**EXERCISE:**
In the material below, find every line containing "emoji" and copy that line.

**GIVEN RECORDS:**
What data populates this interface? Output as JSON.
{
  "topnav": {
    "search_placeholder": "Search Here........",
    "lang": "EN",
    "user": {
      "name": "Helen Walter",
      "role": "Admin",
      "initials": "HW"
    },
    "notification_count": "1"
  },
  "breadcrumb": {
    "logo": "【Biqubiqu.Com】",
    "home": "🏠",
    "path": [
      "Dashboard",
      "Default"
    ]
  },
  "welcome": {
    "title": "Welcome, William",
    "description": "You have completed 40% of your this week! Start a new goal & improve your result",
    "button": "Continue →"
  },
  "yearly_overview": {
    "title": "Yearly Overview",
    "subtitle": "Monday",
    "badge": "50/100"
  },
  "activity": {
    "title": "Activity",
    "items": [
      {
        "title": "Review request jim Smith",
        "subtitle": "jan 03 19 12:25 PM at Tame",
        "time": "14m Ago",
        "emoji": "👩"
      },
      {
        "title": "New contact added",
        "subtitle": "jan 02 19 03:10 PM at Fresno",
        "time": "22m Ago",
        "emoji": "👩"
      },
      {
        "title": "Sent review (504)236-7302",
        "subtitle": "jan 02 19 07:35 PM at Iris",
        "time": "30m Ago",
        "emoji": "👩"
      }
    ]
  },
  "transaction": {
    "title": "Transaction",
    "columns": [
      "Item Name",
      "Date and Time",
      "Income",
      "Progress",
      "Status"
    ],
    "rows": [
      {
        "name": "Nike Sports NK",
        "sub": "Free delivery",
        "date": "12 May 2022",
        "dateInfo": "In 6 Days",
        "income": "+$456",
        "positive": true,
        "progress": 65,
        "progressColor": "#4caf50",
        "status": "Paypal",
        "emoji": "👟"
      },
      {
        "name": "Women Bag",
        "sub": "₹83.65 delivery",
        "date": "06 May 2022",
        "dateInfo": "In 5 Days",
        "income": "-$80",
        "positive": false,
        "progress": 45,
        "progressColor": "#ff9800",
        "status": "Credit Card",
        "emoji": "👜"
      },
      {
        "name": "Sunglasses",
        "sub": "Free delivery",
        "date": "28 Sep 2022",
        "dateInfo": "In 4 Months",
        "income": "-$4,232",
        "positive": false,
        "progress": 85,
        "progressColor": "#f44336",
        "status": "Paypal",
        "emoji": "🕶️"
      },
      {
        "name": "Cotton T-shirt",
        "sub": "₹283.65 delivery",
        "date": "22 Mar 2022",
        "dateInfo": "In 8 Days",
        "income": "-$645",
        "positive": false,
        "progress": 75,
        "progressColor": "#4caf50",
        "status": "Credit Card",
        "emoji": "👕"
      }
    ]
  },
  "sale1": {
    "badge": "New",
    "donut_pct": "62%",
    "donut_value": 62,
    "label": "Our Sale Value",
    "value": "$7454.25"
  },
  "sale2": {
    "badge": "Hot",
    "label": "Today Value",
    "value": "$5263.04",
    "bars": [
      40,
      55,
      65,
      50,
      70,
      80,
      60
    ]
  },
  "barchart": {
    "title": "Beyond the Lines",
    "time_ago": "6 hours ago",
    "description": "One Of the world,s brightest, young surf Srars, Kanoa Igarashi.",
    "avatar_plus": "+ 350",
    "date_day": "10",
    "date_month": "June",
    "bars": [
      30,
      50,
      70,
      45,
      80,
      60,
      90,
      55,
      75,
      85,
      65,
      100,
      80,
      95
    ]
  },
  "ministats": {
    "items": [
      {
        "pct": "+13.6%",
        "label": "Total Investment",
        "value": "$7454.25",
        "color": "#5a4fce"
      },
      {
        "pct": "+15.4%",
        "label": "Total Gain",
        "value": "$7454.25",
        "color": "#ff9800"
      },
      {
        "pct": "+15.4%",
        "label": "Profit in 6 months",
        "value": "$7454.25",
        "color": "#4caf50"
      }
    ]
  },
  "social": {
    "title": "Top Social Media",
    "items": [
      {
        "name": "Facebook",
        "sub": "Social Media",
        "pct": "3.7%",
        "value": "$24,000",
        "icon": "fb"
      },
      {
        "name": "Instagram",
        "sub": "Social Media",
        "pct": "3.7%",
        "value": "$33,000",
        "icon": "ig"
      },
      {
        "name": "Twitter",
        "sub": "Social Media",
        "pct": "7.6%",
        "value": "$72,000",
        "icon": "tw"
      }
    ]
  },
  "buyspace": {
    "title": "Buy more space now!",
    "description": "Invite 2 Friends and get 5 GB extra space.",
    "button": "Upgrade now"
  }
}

**WRITTEN ANSWER:**
        "emoji": "👩"
        "emoji": "👩"
        "emoji": "👩"
        "emoji": "👟"
        "emoji": "👜"
        "emoji": "🕶️"
        "emoji": "👕"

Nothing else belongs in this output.